LISBON, June 24 (Reuters) - English Premier League fans should expect new Chelsea coach Jose Mourinho to attract a lot of attention next season, Tottenham Hotspur coach Andre Villas-Boas said.
In an interview published in Monday's edition of Portuguese sports daily O Jogo, Villas-Boas said his compatriot's return will vastly improve the visibility of the Premier League.
"It won't be possible to take your eyes away from Mourinho," he said.
"One of his characteristics, and I don't say it in a negative way, is to deviate attentions, positive and negative, in such a way that the team is only worried about winning."
Villas-Boas said he is intrigued by next season's Premier League race which will feature Mourinho and also have David Moyes as Manchester United's new coach, following the departure of Alex Ferguson after 26 years at the club.
"These are two deep changes to English football...it will be interesting," he said in an interview while on holiday in Porto before competing in a celebrity car race.
"The fear that came from playing Alex Ferguson's sides made everything harder and that may still continue if (Moyes's) adaptation is fast. That is something I am curious to see".
Villas-Boas's Tottenham amassed a club record points total last season but were still disappointed as they finished fifth, just outside the Champions League places but enough for a Europa League spot.
The Portuguese said he has evolved since an unhappy spell at Chelsea ended after just a few months in the job in March 2012. He said he learned what is needed to succeed in the Premier League the hard way.
"The Premier League is guided by this dynamic: ball lost - ball recovered - ball lost again.
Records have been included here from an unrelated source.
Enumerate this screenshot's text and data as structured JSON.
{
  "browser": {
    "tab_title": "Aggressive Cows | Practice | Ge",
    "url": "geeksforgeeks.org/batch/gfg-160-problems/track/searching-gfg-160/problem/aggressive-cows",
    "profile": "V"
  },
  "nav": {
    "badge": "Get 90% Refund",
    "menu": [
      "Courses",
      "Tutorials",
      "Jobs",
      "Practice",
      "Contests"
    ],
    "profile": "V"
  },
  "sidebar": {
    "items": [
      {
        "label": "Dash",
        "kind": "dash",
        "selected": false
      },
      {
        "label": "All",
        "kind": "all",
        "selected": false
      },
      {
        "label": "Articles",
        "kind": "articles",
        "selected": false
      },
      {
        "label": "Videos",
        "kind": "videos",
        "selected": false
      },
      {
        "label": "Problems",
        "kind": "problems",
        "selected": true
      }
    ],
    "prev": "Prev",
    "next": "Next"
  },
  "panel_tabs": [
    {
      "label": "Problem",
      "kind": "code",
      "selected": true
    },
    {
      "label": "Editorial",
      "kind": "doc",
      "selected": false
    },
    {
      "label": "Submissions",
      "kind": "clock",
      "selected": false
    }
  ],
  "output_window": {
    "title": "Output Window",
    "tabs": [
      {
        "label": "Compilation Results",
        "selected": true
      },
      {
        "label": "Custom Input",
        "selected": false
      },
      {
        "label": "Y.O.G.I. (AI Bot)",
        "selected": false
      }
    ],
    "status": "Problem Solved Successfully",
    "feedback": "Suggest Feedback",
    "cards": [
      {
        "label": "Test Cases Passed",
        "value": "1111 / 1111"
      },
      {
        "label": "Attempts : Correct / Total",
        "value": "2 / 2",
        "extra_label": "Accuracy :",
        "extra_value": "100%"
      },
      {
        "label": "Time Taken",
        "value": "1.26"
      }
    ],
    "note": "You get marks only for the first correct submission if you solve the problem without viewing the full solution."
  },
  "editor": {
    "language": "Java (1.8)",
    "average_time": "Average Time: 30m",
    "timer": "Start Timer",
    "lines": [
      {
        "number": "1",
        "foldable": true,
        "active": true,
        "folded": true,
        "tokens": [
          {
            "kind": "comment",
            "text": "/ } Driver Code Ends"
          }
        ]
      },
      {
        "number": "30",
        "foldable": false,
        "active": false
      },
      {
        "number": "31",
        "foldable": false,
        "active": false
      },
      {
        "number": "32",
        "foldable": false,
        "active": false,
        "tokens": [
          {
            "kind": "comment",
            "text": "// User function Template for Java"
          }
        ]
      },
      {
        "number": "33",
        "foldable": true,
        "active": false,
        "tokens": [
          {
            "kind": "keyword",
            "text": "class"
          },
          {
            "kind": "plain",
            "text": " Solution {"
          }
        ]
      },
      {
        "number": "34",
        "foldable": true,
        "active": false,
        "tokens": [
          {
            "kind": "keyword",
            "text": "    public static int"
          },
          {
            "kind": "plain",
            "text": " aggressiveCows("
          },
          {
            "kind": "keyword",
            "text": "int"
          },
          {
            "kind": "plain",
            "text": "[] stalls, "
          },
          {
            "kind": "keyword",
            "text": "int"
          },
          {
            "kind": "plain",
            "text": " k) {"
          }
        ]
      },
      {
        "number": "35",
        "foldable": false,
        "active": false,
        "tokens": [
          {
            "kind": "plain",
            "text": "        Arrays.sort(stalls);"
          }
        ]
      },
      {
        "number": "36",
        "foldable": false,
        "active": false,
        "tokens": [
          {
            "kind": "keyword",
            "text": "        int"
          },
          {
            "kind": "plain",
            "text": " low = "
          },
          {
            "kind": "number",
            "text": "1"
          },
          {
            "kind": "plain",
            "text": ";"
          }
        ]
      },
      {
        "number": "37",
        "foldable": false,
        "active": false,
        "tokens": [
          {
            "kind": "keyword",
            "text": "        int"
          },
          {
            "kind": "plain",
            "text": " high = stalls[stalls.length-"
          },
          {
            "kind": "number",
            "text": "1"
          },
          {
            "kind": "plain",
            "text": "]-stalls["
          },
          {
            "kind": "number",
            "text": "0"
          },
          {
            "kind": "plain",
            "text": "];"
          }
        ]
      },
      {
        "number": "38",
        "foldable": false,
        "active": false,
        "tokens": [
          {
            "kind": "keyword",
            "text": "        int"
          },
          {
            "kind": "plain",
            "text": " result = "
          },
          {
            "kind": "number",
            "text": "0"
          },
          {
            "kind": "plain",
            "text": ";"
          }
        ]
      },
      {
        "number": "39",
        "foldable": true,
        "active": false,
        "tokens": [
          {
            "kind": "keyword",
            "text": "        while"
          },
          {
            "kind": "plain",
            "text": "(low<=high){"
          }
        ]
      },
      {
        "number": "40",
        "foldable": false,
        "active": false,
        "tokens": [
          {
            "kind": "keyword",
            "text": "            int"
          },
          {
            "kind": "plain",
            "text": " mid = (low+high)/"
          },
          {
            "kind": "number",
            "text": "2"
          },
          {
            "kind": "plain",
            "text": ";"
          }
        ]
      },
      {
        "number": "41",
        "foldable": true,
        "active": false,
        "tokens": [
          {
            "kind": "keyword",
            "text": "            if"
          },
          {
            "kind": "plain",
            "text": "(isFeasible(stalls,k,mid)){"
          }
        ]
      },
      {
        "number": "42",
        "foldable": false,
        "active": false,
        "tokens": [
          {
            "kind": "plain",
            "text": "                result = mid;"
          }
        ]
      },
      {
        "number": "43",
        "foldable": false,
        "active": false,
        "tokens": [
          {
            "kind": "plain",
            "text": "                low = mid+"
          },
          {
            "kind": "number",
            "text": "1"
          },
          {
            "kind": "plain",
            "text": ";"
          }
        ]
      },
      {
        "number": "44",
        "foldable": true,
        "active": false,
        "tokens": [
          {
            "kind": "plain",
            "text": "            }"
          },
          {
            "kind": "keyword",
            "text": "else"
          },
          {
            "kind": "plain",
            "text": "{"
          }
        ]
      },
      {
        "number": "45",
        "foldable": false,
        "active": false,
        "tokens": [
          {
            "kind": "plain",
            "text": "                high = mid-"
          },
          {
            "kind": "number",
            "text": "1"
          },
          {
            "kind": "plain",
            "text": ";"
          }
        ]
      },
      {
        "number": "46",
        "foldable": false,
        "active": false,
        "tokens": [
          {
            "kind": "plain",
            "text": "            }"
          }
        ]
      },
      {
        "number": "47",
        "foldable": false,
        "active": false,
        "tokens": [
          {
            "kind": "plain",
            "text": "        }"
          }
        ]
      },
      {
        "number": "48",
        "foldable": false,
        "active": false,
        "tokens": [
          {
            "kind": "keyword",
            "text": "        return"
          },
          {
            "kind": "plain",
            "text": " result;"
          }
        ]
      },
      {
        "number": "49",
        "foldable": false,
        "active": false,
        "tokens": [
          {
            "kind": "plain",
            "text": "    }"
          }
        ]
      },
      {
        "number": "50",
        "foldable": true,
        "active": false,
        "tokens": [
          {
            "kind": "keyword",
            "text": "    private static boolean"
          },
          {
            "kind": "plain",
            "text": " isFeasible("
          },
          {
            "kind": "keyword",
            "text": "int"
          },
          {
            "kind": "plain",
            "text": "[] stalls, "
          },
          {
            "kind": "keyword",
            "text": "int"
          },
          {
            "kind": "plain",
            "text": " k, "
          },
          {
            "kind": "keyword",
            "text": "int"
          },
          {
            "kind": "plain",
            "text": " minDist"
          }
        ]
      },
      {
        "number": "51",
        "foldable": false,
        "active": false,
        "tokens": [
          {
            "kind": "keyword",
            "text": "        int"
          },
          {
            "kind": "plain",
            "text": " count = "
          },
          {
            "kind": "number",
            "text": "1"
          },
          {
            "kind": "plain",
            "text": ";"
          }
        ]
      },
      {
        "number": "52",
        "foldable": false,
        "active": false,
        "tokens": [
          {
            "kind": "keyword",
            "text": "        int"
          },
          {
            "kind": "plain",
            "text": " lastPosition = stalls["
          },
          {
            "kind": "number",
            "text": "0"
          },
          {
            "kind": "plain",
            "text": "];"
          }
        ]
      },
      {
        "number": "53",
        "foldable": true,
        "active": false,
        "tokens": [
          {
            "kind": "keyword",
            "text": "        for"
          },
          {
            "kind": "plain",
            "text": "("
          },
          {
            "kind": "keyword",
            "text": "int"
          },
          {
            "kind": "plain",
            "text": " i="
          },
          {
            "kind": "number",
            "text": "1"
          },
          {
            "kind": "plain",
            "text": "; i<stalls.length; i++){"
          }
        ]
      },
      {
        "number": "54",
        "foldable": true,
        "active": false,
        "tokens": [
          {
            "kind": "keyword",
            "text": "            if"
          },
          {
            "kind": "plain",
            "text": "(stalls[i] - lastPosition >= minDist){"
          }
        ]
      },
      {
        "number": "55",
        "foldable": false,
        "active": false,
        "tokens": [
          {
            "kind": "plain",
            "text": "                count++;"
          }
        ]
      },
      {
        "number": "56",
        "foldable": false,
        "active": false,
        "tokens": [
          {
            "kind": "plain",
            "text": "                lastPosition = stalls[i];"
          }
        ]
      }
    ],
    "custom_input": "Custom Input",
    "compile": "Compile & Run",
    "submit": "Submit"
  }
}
That makes matches unpredictable, teams must be objective and behave like that because that's what excites fans.
"The aesthetics of the game come second to unpredictability, which is much more exciting than the predictability associated with possession football," he said, giving the example of Spanish club Barcelona.
Demand in England for this fast-breaking football style contributed to his downfall at Chelsea, Villas-Boas said.
"We were a counter-culture team, constructing play from the goalkeeper onwards.
"I should have had respected that (England's) culture from the start. I thought it was possible to establish a different game pattern in a country with a radically different culture.
"I respect it now. I have become more versatile after the Chelsea experience."
He said clubs like Swansea and Wigan were exceptions to this obsession with high-tempo counter-attack football but they were only able to play differently because they were put under less pressure.
Villas-Boas likened his failed attempt to change Chelsea's style of play to the challenge Bayern Munich's new coach Pep Guardiola will face next season. The Spaniard was unveiled at the Bundesliga club on Monday.
Villas-Boas said Bayern Munich were another team he was curious to see next season.
"His (Guardiola's) challenge is to transport his (possession football) paradigm to another culture," he said. "It's like what I tried to do at Chelsea: it's counter cultural." (Reporting by Daniel Alvarenga Editing by Tony Goodson)